Hugh Hefner didn't get a lot of hugs as a kid. He grew up in a repressed Midwestern Puritan home, and his parents were strict. He couldn't ask them about the things he saw at his favorite movie theater in Chicago -- like the confusing censorship codes, or why an adult married couple in a film had to sleep in separate twin beds. So he began questioning these ideas on his own -- through comic books.
During his junior year in high school, Hefner began his own comic autobiography, documenting the events of his life through drawings. "What I was doing, in effect, was putting myself in an imaginative world where I put myself center stage," he recalled.
It's hard to imagine a time when Hefner, the impresario of Playboy, wasn't the center of attention. But it was through his early comics -- which are being published for the first time in "Hugh Hefner's Playboy," released domestically last month by Taschen -- that Hefner first began to cement his identity.
"To really tell my story in an interesting way, the part that I wanted to include in the book -- the part that intrigued me -- was what came before. The origins from where the inspiration came from: my creative life as a boy," he said, resting his hands behind his head.
During an interview at the Playboy Mansion last week, Hefner was, of course, wearing his trademark silk pajamas, even in the afternoon. A square of fabric from old pairs of his pajamas is included in the beginning of each of the 1,500 limited-edition copies of the collection, which comes in a plexiglass box, weighs 50 pounds and retails for $1,300. The work chronicles the first 25 years of Playboy, including the most renowned centerfold spreads, Marilyn Monroe's legendary nude portrait and, most surprisingly, keepsakes from Hefner's childhood.
Hefner was seated in his library, his delicate frame barely making an indent in the faded cushions of a red and green striped couch as he sifted through the behemoth six-volume anthology splayed in front of him on a backgammon table. Somewhere within the 3,500 pages there is an image of Hefner on this very couch in the '70s, surrounded by friends and then-girlfriend Barbi Benton, who is strumming a guitar.
"Quite frankly, my early life is fresher in my mind than last Tuesday, but I think that is the way of things," he said. "I think one remembers with delicious detail things from your early years, especially things that have special meaning for you. You will find in my bedroom images from long ago, little photographs and things from when I was a kid. I'm a very happy guy, and part of that has to do with my connection to my childhood."

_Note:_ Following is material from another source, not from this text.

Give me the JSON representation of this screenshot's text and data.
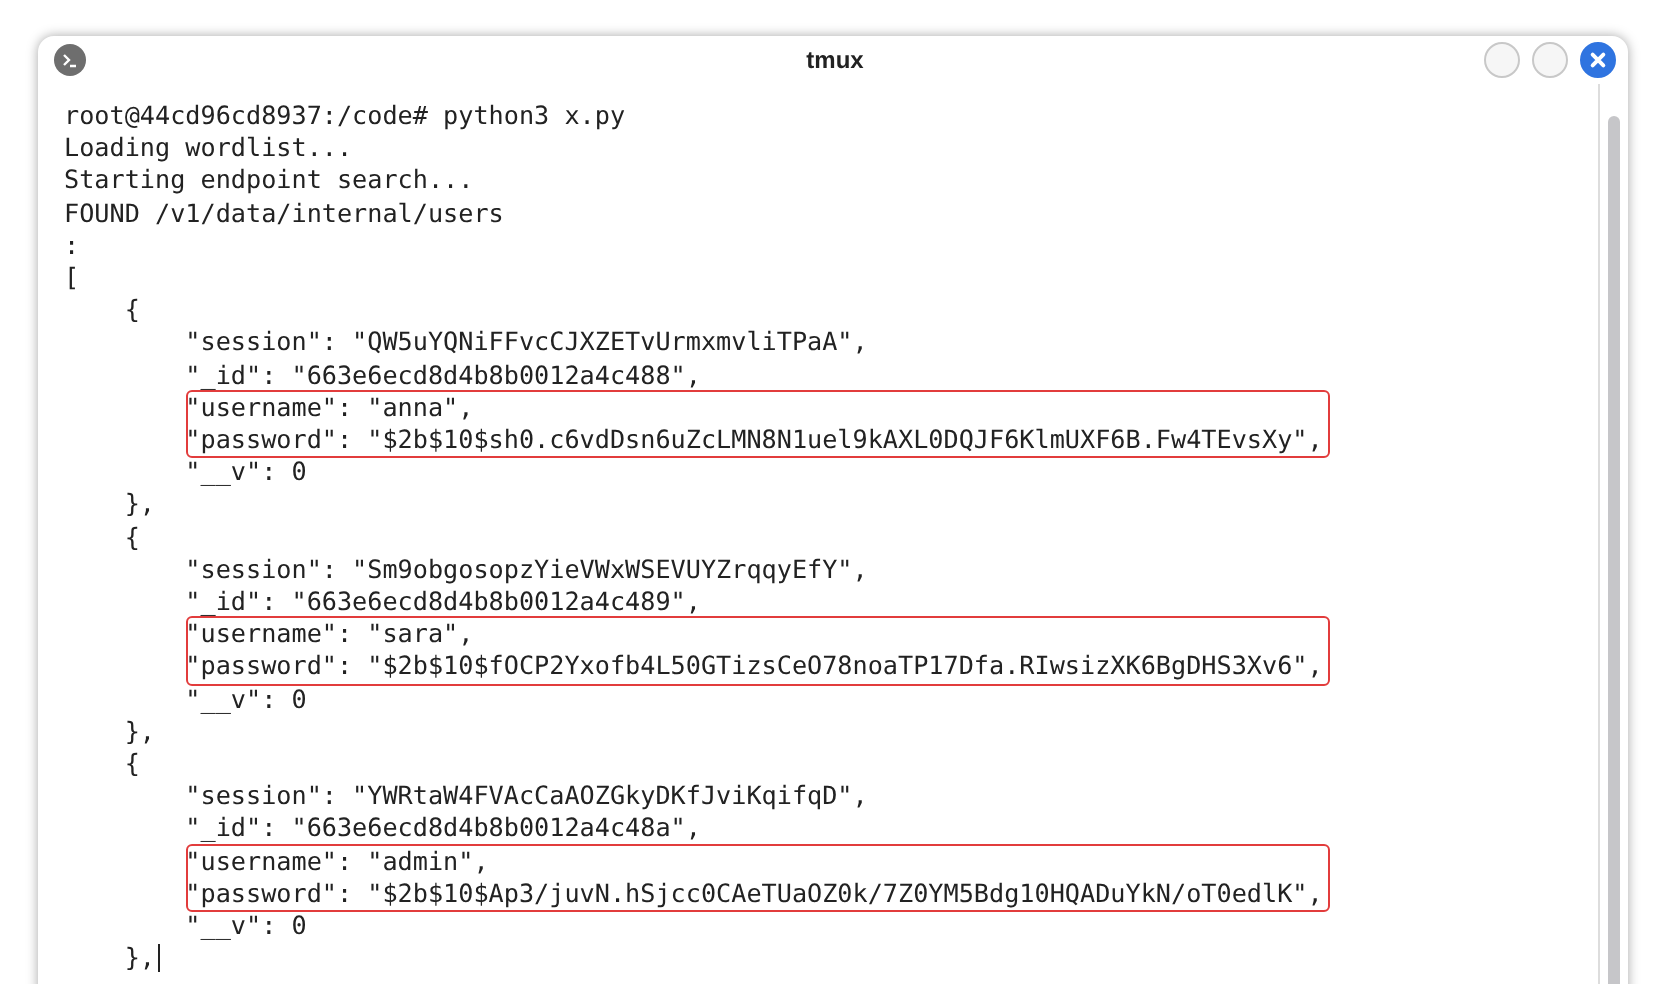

Sauntering upstairs, Hefner pointed out the relics of his childhood -- personally inscribed art from comic book artist Milton Caniff, Boris Karloff characters, Flash Gordon cartoons. There were artifacts everywhere: pictures that had yet to be hung and gifts sent from fans cluttering the corners of the room. On a round couch rested a mountain of stuffed animals gifted by past girlfriends.

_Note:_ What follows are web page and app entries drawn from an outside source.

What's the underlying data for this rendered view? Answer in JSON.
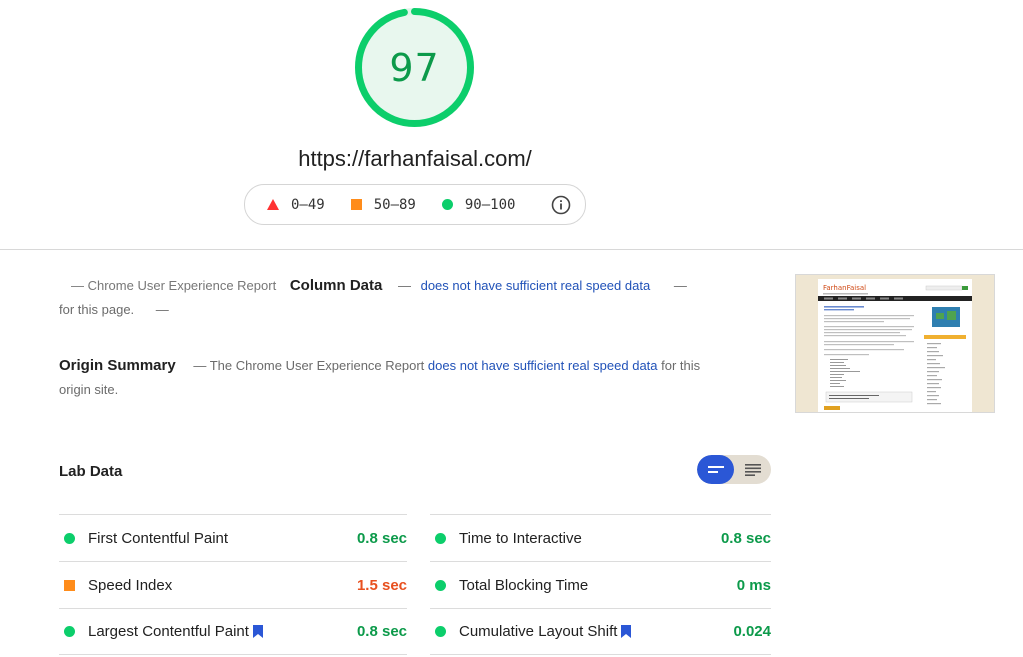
{
  "summary": {
    "score": "97",
    "score_fraction": 0.97,
    "url": "https://farhanfaisal.com/",
    "legend": [
      {
        "range": "0–49",
        "shape": "triangle",
        "color": "#ff3333"
      },
      {
        "range": "50–89",
        "shape": "square",
        "color": "#ff8c1a"
      },
      {
        "range": "90–100",
        "shape": "circle",
        "color": "#0cce6b"
      }
    ],
    "info_icon": "info-icon"
  },
  "field_data": {
    "prefix": "— Chrome User Experience Report",
    "heading": "Column Data",
    "sep": "—",
    "link": "does not have sufficient real speed data",
    "sep2": "—",
    "suffix": "for this page.",
    "sep3": "—"
  },
  "origin": {
    "heading": "Origin Summary",
    "prefix": "— The Chrome User Experience Report",
    "link": "does not have sufficient real speed data",
    "suffix": "for this origin site."
  },
  "screenshot": {
    "site_name": "FarhanFaisal"
  },
  "lab": {
    "title": "Lab Data",
    "toggle_icons": [
      "compact-view-icon",
      "expanded-view-icon"
    ],
    "left": [
      {
        "name": "First Contentful Paint",
        "value": "0.8 sec",
        "status": "pass",
        "bookmark": false
      },
      {
        "name": "Speed Index",
        "value": "1.5 sec",
        "status": "average",
        "bookmark": false
      },
      {
        "name": "Largest Contentful Paint",
        "value": "0.8 sec",
        "status": "pass",
        "bookmark": true
      }
    ],
    "right": [
      {
        "name": "Time to Interactive",
        "value": "0.8 sec",
        "status": "pass",
        "bookmark": false
      },
      {
        "name": "Total Blocking Time",
        "value": "0 ms",
        "status": "pass",
        "bookmark": false
      },
      {
        "name": "Cumulative Layout Shift",
        "value": "0.024",
        "status": "pass",
        "bookmark": true
      }
    ]
  },
  "colors": {
    "pass": "#0cce6b",
    "pass_text": "#0c9a4a",
    "average": "#ff8c1a",
    "average_text": "#e8501f",
    "fail": "#ff3333",
    "link": "#2152b8",
    "accent": "#2b57d6"
  }
}
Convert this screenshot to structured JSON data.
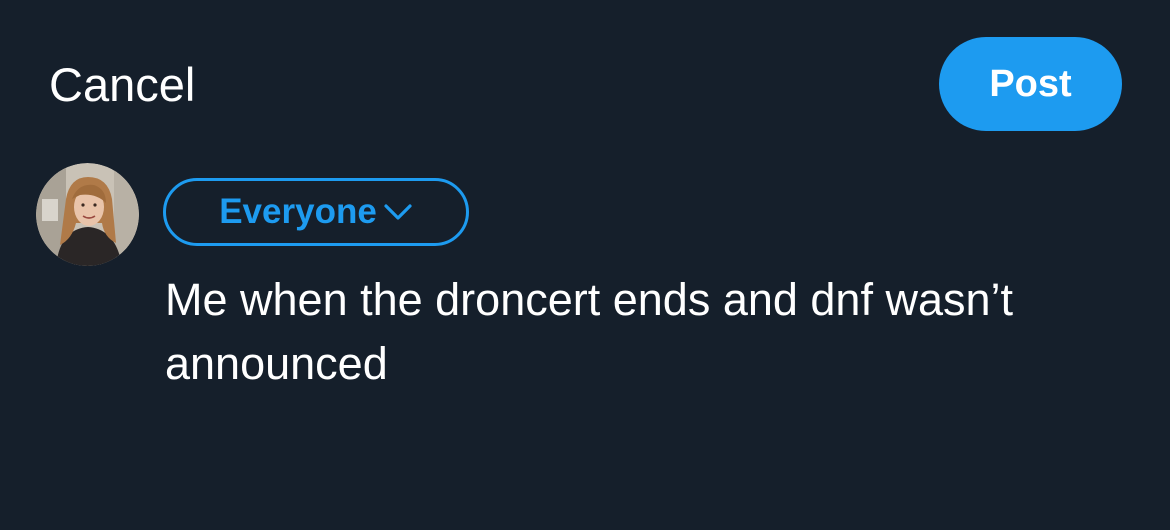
{
  "header": {
    "cancel_label": "Cancel",
    "post_label": "Post"
  },
  "composer": {
    "audience_label": "Everyone",
    "text": "Me when the droncert ends and dnf wasn’t announced"
  },
  "icons": {
    "audience_chevron": "chevron-down-icon",
    "avatar": "user-avatar"
  },
  "colors": {
    "background": "#151f2b",
    "accent": "#1d9bf0",
    "text": "#ffffff"
  }
}
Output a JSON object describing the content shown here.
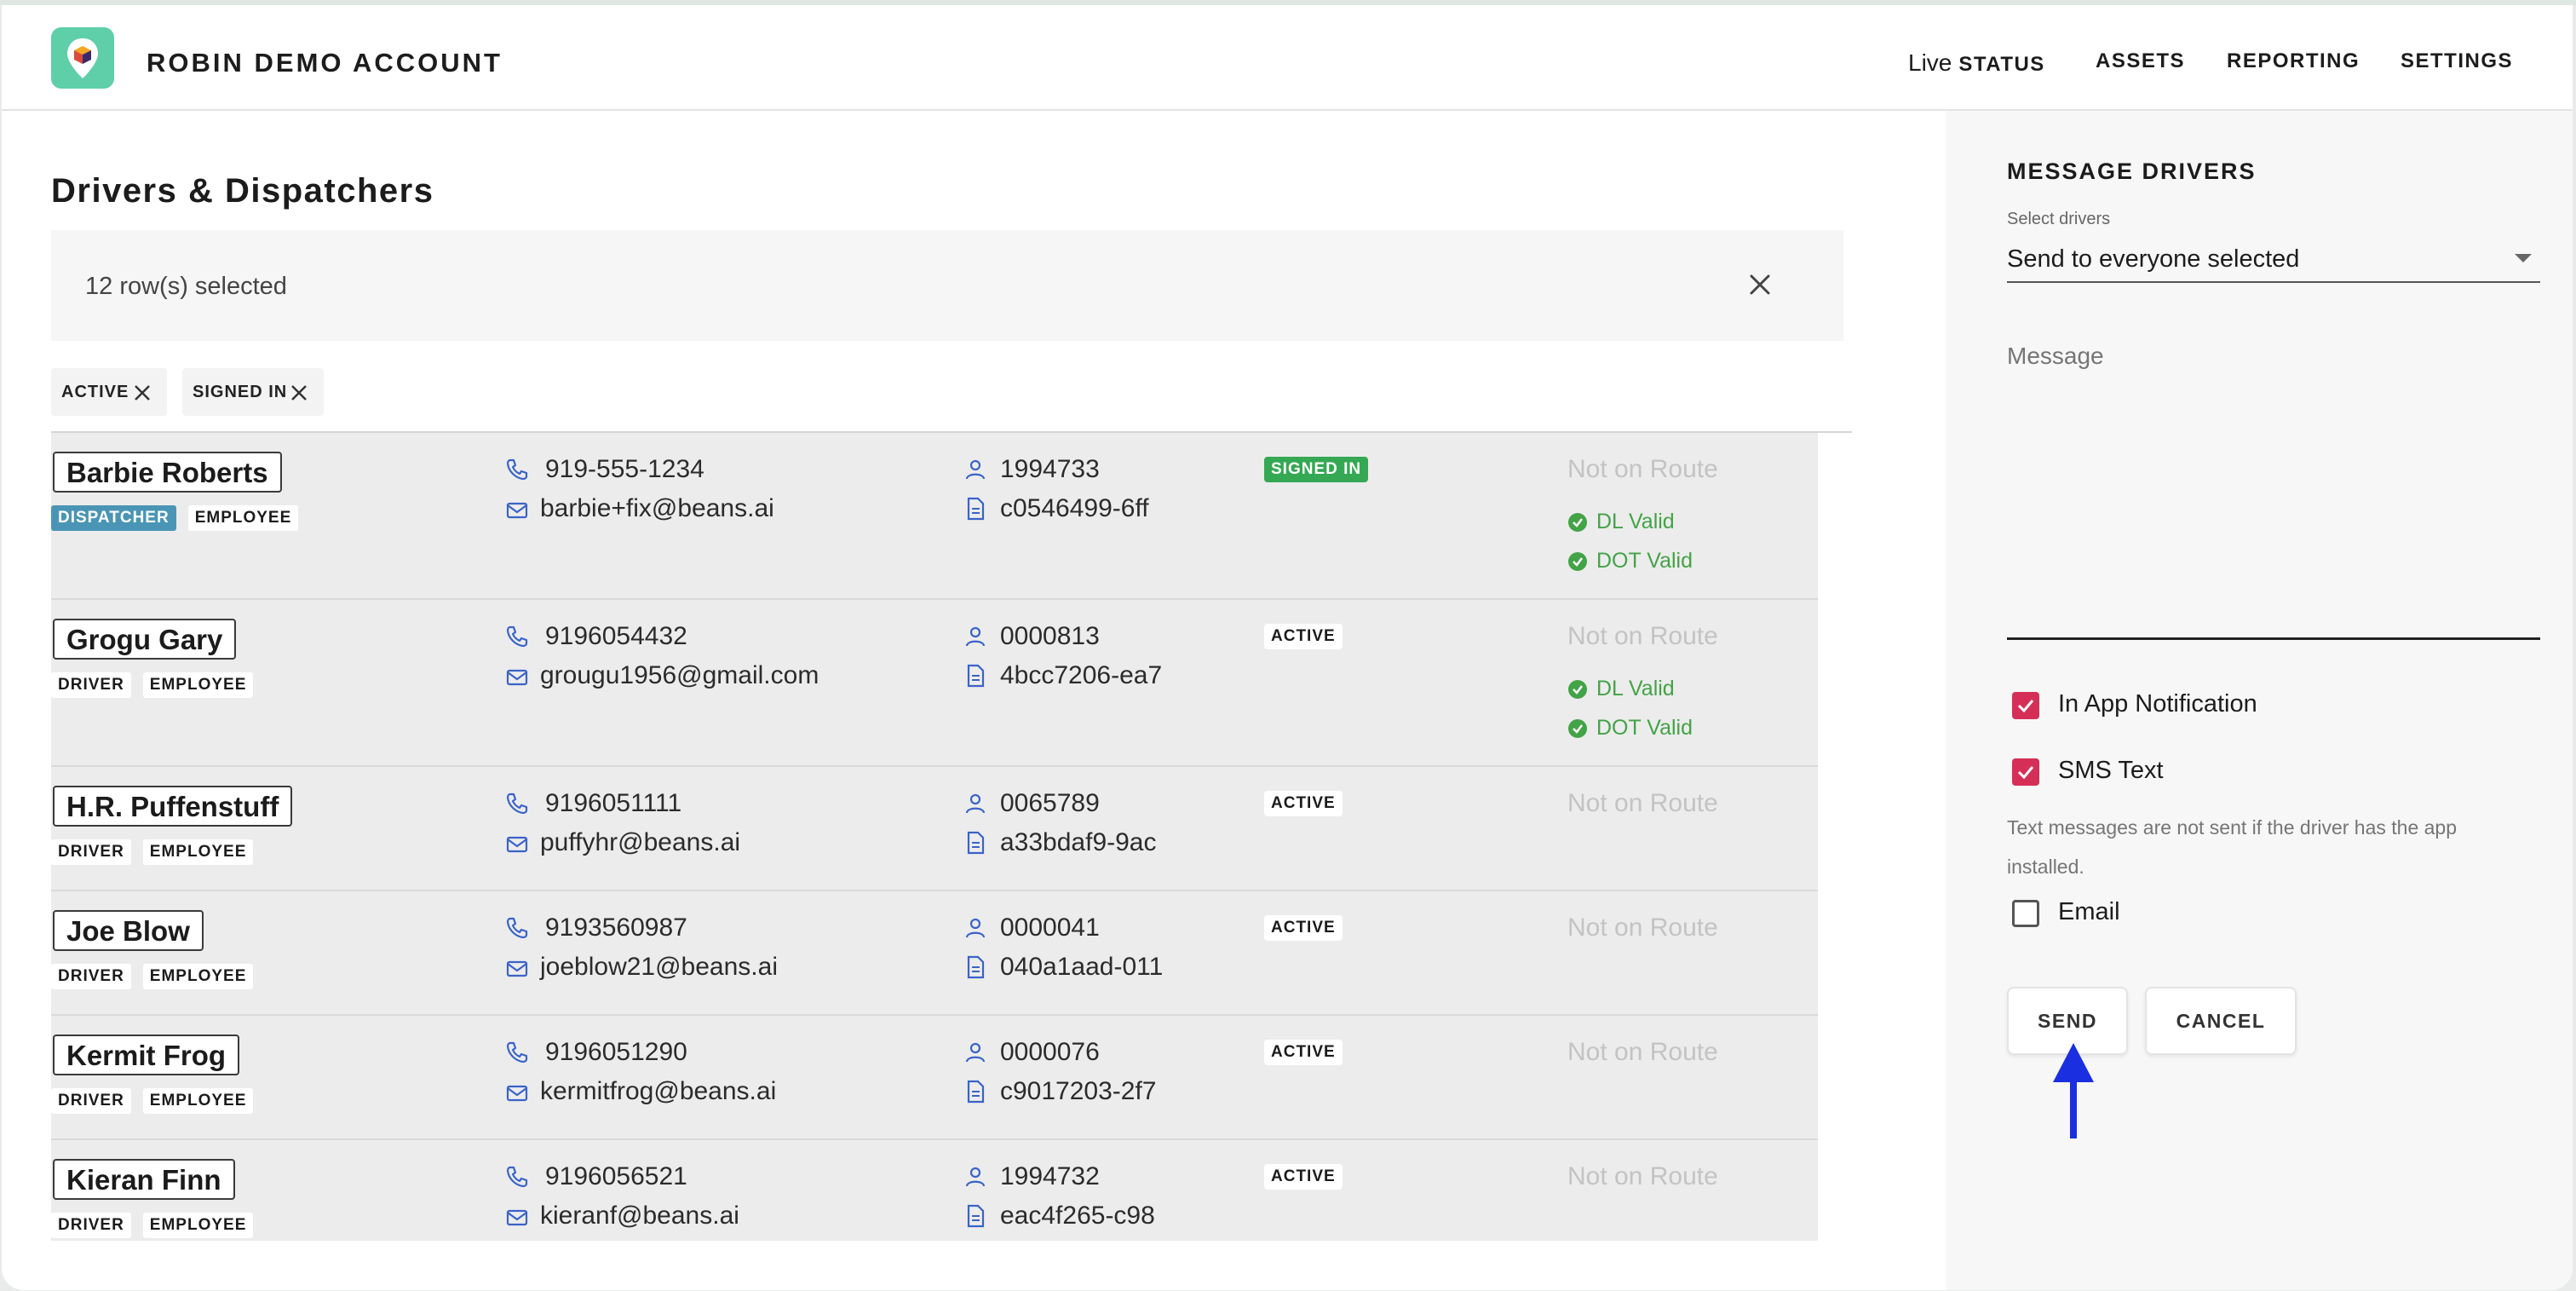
{
  "header": {
    "brand": "ROBIN DEMO ACCOUNT",
    "nav": [
      {
        "prefix": "Live",
        "label": "STATUS"
      },
      {
        "label": "ASSETS"
      },
      {
        "label": "REPORTING"
      },
      {
        "label": "SETTINGS"
      }
    ]
  },
  "main": {
    "title": "Drivers & Dispatchers",
    "selection_text": "12 row(s) selected",
    "filters": [
      "ACTIVE",
      "SIGNED IN"
    ]
  },
  "rows": [
    {
      "name": "Barbie Roberts",
      "tags": [
        "DISPATCHER",
        "EMPLOYEE"
      ],
      "phone": "919-555-1234",
      "email": "barbie+fix@beans.ai",
      "user_id": "1994733",
      "doc_id": "c0546499-6ff",
      "status": "SIGNED IN",
      "route": "Not on Route",
      "dl": "DL Valid",
      "dot": "DOT Valid"
    },
    {
      "name": "Grogu Gary",
      "tags": [
        "DRIVER",
        "EMPLOYEE"
      ],
      "phone": "9196054432",
      "email": "grougu1956@gmail.com",
      "user_id": "0000813",
      "doc_id": "4bcc7206-ea7",
      "status": "ACTIVE",
      "route": "Not on Route",
      "dl": "DL Valid",
      "dot": "DOT Valid"
    },
    {
      "name": "H.R. Puffenstuff",
      "tags": [
        "DRIVER",
        "EMPLOYEE"
      ],
      "phone": "9196051111",
      "email": "puffyhr@beans.ai",
      "user_id": "0065789",
      "doc_id": "a33bdaf9-9ac",
      "status": "ACTIVE",
      "route": "Not on Route"
    },
    {
      "name": "Joe Blow",
      "tags": [
        "DRIVER",
        "EMPLOYEE"
      ],
      "phone": "9193560987",
      "email": "joeblow21@beans.ai",
      "user_id": "0000041",
      "doc_id": "040a1aad-011",
      "status": "ACTIVE",
      "route": "Not on Route"
    },
    {
      "name": "Kermit Frog",
      "tags": [
        "DRIVER",
        "EMPLOYEE"
      ],
      "phone": "9196051290",
      "email": "kermitfrog@beans.ai",
      "user_id": "0000076",
      "doc_id": "c9017203-2f7",
      "status": "ACTIVE",
      "route": "Not on Route"
    },
    {
      "name": "Kieran Finn",
      "tags": [
        "DRIVER",
        "EMPLOYEE"
      ],
      "phone": "9196056521",
      "email": "kieranf@beans.ai",
      "user_id": "1994732",
      "doc_id": "eac4f265-c98",
      "status": "ACTIVE",
      "route": "Not on Route"
    }
  ],
  "panel": {
    "title": "MESSAGE DRIVERS",
    "select_label": "Select drivers",
    "select_value": "Send to everyone selected",
    "message_placeholder": "Message",
    "in_app_label": "In App Notification",
    "in_app_checked": true,
    "sms_label": "SMS Text",
    "sms_checked": true,
    "hint": "Text messages are not sent if the driver has the app installed.",
    "email_label": "Email",
    "email_checked": false,
    "send_label": "SEND",
    "cancel_label": "CANCEL"
  },
  "colors": {
    "brand": "#5ecfa9",
    "dispatcher_tag": "#4a95b5",
    "signed_in": "#34a853",
    "valid": "#43a347",
    "checkbox": "#d52f58",
    "icon_blue": "#3a63c9",
    "arrow": "#1a2fe0"
  }
}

In another wing of the home, Hefner's full-time archivist, Stephen Martinez, works in an attic-like space collating the monthly happenings of his employer's life into binders; there are now more than 2,000. The archives are no doubt reminders of how Playboy's place in the cultural landscape has shifted since he founded the magazine in 1953. Although parts of the Playboy brand remain popular, including the E! reality show featuring Hef and his ladies, "Girls Next Door," the magazine's circulation has plummeted. Instead of worrying about the magazine's future, Hefner prefers to focus on how the project he started on a dollar and a dream became "the single most influential magazine" of the 20th century.
"I reflect on that and spend time thinking about that. I don't sit around thinking about, 'Gee, what happened to the new generation and they don't read enough and why is the Internet replacing books?' " he said.

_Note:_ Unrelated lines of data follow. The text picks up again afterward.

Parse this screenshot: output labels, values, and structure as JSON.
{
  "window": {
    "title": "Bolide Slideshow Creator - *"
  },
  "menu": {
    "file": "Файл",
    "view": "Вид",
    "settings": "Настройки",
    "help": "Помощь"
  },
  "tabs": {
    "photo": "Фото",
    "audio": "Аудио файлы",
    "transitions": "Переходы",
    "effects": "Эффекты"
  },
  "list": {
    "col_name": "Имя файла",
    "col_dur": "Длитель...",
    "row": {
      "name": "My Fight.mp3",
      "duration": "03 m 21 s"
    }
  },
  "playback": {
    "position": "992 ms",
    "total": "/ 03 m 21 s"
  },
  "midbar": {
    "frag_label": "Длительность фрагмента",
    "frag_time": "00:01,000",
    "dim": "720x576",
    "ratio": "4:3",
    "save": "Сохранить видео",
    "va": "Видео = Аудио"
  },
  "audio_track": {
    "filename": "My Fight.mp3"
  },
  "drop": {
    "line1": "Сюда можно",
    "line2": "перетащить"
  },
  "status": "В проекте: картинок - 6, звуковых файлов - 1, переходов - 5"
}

In recent months, reports have been circulating about companies that may purchase Playboy Enterprises Inc. Hefner, who controls approximately 70% of the voting stock, would get the final say on any deal.
"What we're looking for, quite frankly, and what we'll probably find -- we're in negotiations now -- is some kind of partnership that will give us continuity and give us an economic basis of security," he said. "But I promise you, wherever it goes, I will still be editing the magazine until the day of my death and I will still be living here."
Indeed, Hefner still seems sprightly -- the only noticeable signs of his age were a slight tremor in his hands and a round bandage on his nose.
"I was remarking to my friends the other day how the general perception that you have to pay the piper -- if you have a wonderful life, something bad is going to happen to you. But I have been so blessed," he says, knocking on a wood table three times. "I'm 83 years old, and I'm still living like a kid."
At an event held Thursday at the Taschen store in Beverly Hills, Hefner was flanked by his new trio of girlfriends, Crystal Harris and twins Karissa and Kristina Shannon. Playmates wearing bunny costumes served Champagne to guests while Pamela Anderson and Benton wandered the room in low-cut dresses and Hefner signed books or spoke to publisher Benedikt Taschen.
"I'm a great admirer of Hef and have great respect for him as a publisher and a very strong belief that he is one of the central figures of American cultural and political life," Taschen said. "It's certainly much more than the Playboy bunny."
As the evening came to a close, the blond Shannon twins, age 20, appeared bored.
"OK, we can go now," Hefner said jovially, patting them on their backs.
"Yea!" they said, bouncing out of their chairs.